Is it just one big Nationwide party?
Cinco de Mayo is a big party with margaritas, beer, guacamole, tacos, big sombreros hats that lasts all day long…in the USA.
But, here in Mexico, it’s a minor holiday not really celebrated much.
Many people think it’s Mexico Independence Day but that is on September 16th, back in 1810, when Mexico became independent away from Spain.
What is it really?
What it is actually is a remembrance of Mexico’s victory over the French during the 1862 Battle of Puebla. An outnumbered Mexican army defeated the invading French forces at the small town of Puebla de Los Angeles during the Franco-Mexico War. The retreat of the French troops represented a huge victory for the people of Mexico. It symbolizing the country’s ability to defend its sovereignty against a powerful foreign nation.
The first American Cinco de Mayo celebrations date back to the 1860swhen Mexicans living in California commemorated the victory over France in Puebla. At that time, the United States was in its own Civil War. News of the underdog Mexican army beating back Napoleon III’s forces gave new strength to California’s Latinos, who sought to stop the advances of the Confederate army.
The tradition of celebrating Cinco de Mayo has continued in Los Angeles without interruption since 1862 although the original reason and the history have gotten lost.
A century later, Chicano activists rediscovered the holiday and look at it as a symbol of ethnic pride.
But the party-filled Cinco de Mayo that Americans celebrate today didn’t become popular until U.S. beer companies began targeting the Spanish-speaking population in the 1970s and 1980s.

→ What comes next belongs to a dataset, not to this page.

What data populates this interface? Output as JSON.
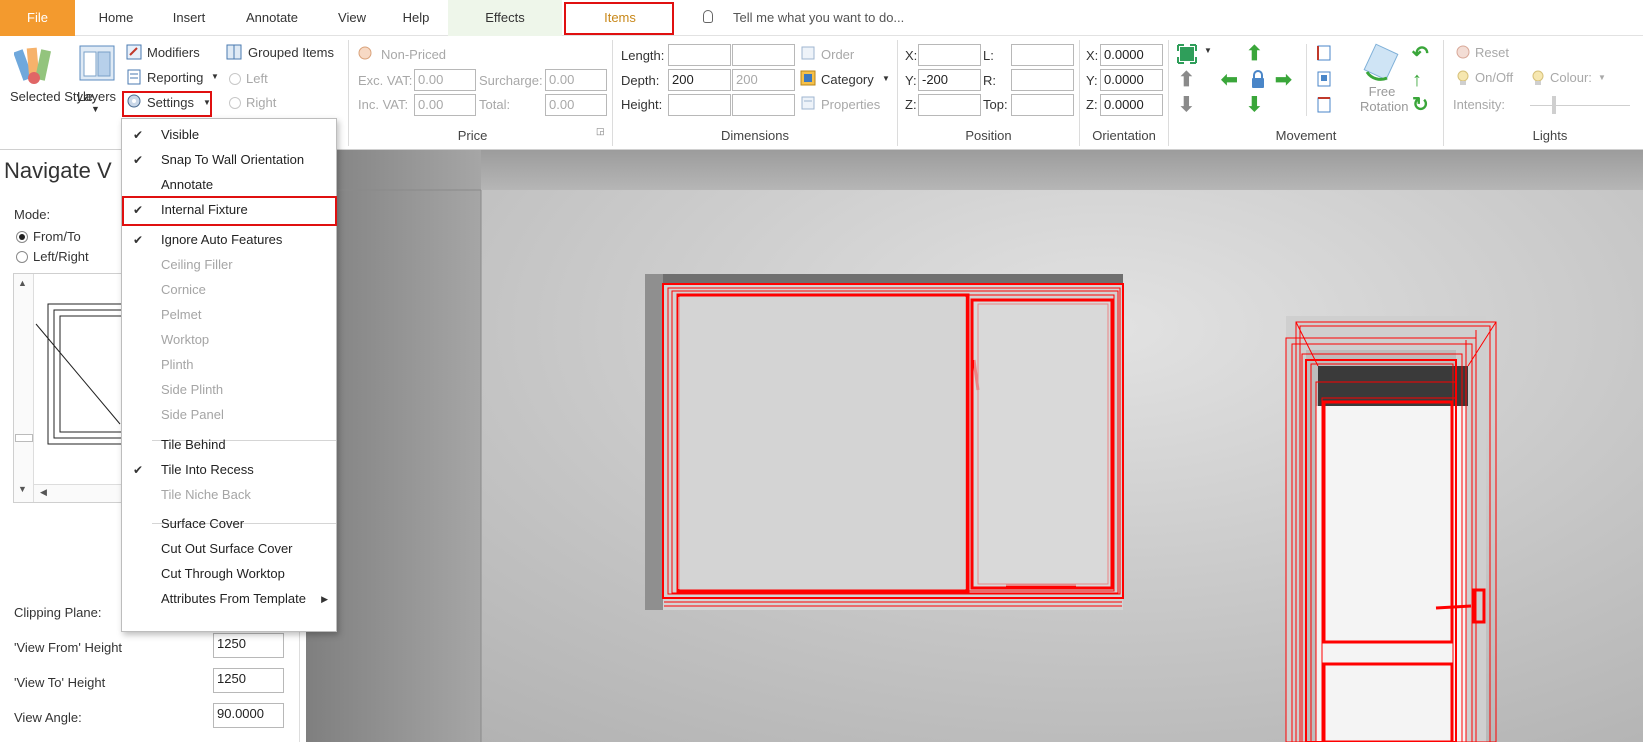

Today, Cinco de Mayo in the U.S. is primarily a celebration of Mexican-American Hispanic heritage, with the largest event in Los Angeles California. Something to be proud of for Hispanics but mostly a US-American tradition now.
On local groups, if you post Happy Cinco de Mayo with beer gifs you’ll get a few comments about how that’s the USA, not Mexico.